• Musa Manzi
  • Wits University
  • South Africa
Abstract

South Africa hosts some of the world’s richest ore bodies, the gold-bearing conglomerates of the Witwatersrand Basin. These ore bodies extend to depths exceeding 3.5 km, the greatest mining depths in the world by far. The deep mines are also characterized by high-stress levels that give rise to intensive mining-induced fracturing within the rock mass, resulting into rockbursting. Rockbursts have remained one of the most serious and least understood problems facing deep mining operations. In this paper we demonstrate how the reflection seismic method has been successfully used to explore some of the world’s largest gold deposits and map the gross structural architecture that controlled the formation of these ore bodies and support mine planning, and improve safety. We further demonstrate how reflection seismics can be combined with source parameters of mining-induced earthquakes to improve mine safety. We analysed more than 2000 seismic events (main events and aftershocks) with local magnitudes between -3.0 and 3.0 that caused damage to the surrounding stopes in the deep underground gold mines. Superposition of large seismic events (> 1.5 ML) on the reflection seismic data suggests that sub-vertical structures (faults and dykes) are most likely to trigger seismicity. The integration of source parameters and reflection-seismic defined structures indicates that mining activities may lead to a burst or a slip on pre-existing geological structures. We argue that the integration of reflection seismics with mine seismology may increase mine safety and make it possible to explore and mine successfully at depths exceeding 3.5 km.

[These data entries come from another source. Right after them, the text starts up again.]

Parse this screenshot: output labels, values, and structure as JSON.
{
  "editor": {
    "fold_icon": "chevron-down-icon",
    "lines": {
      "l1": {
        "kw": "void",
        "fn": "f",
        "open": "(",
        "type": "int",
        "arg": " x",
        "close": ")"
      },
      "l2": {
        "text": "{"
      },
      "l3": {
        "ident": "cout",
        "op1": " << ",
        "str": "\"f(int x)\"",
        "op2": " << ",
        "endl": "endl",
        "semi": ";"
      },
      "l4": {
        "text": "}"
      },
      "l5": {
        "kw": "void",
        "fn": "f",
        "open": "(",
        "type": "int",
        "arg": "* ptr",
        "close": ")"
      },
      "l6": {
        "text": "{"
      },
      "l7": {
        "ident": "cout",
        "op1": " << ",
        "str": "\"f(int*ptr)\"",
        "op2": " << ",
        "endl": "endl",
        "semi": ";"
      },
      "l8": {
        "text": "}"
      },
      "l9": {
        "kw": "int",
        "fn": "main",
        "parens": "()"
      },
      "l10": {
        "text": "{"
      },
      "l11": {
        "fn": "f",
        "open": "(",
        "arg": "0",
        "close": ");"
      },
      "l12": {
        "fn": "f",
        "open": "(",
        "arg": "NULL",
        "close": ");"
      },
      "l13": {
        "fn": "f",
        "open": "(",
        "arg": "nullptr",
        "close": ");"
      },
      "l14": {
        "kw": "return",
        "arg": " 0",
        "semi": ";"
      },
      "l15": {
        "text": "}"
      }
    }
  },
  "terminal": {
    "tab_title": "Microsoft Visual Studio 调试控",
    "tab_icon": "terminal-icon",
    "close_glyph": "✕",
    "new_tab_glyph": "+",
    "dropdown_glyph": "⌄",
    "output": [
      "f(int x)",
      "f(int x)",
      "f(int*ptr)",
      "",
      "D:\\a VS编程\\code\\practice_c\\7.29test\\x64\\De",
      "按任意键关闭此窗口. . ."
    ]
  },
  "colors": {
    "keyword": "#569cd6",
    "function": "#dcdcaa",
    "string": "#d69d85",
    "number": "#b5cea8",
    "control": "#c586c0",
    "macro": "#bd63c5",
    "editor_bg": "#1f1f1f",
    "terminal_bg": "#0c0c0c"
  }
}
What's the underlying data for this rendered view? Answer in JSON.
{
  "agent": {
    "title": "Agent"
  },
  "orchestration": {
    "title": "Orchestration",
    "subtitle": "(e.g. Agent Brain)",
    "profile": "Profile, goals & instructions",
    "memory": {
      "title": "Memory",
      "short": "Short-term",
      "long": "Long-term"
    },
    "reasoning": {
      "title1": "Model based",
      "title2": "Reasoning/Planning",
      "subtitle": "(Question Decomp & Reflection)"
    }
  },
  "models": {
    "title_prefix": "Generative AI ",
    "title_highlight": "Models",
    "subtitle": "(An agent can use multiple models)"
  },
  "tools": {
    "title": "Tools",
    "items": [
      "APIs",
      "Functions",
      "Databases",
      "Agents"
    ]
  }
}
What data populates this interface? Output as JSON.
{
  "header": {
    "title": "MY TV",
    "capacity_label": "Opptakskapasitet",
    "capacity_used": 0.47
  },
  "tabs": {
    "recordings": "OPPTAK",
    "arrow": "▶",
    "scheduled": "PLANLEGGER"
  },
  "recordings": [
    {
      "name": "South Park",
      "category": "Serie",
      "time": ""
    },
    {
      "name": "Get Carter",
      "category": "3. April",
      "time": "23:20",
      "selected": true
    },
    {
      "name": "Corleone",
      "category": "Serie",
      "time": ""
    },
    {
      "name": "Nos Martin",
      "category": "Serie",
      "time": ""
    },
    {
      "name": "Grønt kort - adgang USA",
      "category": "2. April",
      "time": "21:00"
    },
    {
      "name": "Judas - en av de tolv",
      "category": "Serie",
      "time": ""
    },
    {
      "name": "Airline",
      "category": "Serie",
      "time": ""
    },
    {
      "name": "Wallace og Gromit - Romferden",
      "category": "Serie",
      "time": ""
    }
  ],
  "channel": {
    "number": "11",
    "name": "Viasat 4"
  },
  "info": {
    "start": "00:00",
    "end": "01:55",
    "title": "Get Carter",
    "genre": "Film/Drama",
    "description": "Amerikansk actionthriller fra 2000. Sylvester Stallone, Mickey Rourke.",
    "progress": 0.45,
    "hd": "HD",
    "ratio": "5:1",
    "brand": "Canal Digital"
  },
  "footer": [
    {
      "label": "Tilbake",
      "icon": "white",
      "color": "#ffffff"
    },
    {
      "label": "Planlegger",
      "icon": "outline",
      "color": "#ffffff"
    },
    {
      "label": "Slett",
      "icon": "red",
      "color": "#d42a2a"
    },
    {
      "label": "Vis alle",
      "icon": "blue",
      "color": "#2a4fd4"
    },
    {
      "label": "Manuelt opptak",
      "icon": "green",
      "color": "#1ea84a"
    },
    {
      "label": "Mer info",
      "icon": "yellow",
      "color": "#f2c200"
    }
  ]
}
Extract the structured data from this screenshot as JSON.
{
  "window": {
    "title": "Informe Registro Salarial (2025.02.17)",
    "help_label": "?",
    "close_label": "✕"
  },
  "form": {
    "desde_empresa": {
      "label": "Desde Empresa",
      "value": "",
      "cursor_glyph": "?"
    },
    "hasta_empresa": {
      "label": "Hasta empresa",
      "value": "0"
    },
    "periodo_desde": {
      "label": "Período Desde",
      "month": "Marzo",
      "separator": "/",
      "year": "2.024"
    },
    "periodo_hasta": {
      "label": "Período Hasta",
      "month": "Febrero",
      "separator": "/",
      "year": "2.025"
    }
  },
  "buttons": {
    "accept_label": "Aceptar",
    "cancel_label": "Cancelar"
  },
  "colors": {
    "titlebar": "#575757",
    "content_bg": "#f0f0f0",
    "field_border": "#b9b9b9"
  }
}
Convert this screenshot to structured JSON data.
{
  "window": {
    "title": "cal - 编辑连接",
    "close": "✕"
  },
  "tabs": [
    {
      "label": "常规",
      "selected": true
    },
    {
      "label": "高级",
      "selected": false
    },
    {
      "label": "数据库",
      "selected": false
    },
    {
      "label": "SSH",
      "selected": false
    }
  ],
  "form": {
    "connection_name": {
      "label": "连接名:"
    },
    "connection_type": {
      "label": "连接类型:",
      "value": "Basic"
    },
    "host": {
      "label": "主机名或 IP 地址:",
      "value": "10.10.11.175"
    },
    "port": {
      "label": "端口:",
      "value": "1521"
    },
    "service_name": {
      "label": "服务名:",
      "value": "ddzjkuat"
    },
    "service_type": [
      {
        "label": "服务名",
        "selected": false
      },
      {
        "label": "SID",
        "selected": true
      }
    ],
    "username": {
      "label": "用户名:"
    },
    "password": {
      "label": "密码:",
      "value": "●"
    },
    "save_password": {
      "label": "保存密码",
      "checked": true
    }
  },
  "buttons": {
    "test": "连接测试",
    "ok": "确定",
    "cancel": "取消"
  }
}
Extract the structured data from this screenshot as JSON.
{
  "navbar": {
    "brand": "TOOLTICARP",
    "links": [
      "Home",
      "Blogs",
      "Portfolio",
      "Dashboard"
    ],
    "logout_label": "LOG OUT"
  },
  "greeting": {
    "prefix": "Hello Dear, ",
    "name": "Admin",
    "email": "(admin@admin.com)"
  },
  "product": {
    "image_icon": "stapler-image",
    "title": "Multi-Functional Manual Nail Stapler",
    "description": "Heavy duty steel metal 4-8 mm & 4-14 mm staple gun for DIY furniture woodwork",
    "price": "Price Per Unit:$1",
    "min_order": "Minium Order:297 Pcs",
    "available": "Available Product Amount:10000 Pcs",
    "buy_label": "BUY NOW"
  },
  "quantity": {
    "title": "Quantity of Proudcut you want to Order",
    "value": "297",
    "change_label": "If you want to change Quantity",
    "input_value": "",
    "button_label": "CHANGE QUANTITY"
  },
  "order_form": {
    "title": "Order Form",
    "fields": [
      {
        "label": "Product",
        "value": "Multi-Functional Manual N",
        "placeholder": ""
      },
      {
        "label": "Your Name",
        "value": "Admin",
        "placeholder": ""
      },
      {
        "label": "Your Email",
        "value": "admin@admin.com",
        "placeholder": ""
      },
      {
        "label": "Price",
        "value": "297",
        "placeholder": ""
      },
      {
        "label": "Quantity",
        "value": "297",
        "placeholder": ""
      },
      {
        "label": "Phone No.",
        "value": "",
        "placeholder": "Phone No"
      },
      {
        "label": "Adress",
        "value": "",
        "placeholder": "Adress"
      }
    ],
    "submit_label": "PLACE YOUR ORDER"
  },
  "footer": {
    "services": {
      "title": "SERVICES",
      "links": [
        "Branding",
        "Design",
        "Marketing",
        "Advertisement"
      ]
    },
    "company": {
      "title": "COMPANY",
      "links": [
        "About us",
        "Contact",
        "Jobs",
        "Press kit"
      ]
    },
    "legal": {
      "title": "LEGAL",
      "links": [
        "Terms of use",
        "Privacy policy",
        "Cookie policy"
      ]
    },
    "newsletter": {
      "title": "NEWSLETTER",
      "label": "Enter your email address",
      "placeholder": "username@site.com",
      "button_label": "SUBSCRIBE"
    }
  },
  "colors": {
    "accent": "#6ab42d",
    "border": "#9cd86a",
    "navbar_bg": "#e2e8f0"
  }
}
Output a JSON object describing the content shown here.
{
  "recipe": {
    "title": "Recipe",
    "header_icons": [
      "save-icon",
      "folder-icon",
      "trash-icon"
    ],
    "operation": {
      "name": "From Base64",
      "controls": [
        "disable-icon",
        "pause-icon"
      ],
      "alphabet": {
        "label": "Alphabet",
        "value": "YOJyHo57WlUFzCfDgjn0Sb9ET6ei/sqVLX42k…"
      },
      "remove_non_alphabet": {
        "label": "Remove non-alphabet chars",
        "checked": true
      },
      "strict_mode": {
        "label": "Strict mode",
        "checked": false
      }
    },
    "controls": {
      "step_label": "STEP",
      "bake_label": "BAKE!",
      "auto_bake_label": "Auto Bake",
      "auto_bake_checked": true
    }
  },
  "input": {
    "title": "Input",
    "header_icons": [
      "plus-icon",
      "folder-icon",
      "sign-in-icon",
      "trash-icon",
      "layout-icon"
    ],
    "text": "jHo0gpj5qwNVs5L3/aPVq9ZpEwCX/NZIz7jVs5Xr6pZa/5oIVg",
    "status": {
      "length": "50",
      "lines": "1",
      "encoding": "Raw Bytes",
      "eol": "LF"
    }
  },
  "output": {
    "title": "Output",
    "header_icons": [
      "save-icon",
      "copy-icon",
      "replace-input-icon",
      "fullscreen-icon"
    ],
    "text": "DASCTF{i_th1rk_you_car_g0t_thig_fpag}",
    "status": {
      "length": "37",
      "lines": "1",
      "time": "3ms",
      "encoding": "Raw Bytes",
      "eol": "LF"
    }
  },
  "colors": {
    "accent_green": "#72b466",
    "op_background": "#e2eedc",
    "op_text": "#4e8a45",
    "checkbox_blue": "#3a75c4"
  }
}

About the speaker

Manzi holds a BSc degree (2007) in physics and maths, BSc honours degree (2008) and PhD degree (2013) in geophysics (all from the University of the Witwatersrand). After completing his PhD, he joined Wits University where he currently holds a geophysics-lectureship position in the School of Geosciences and director of the Seismci Reaserach Centre.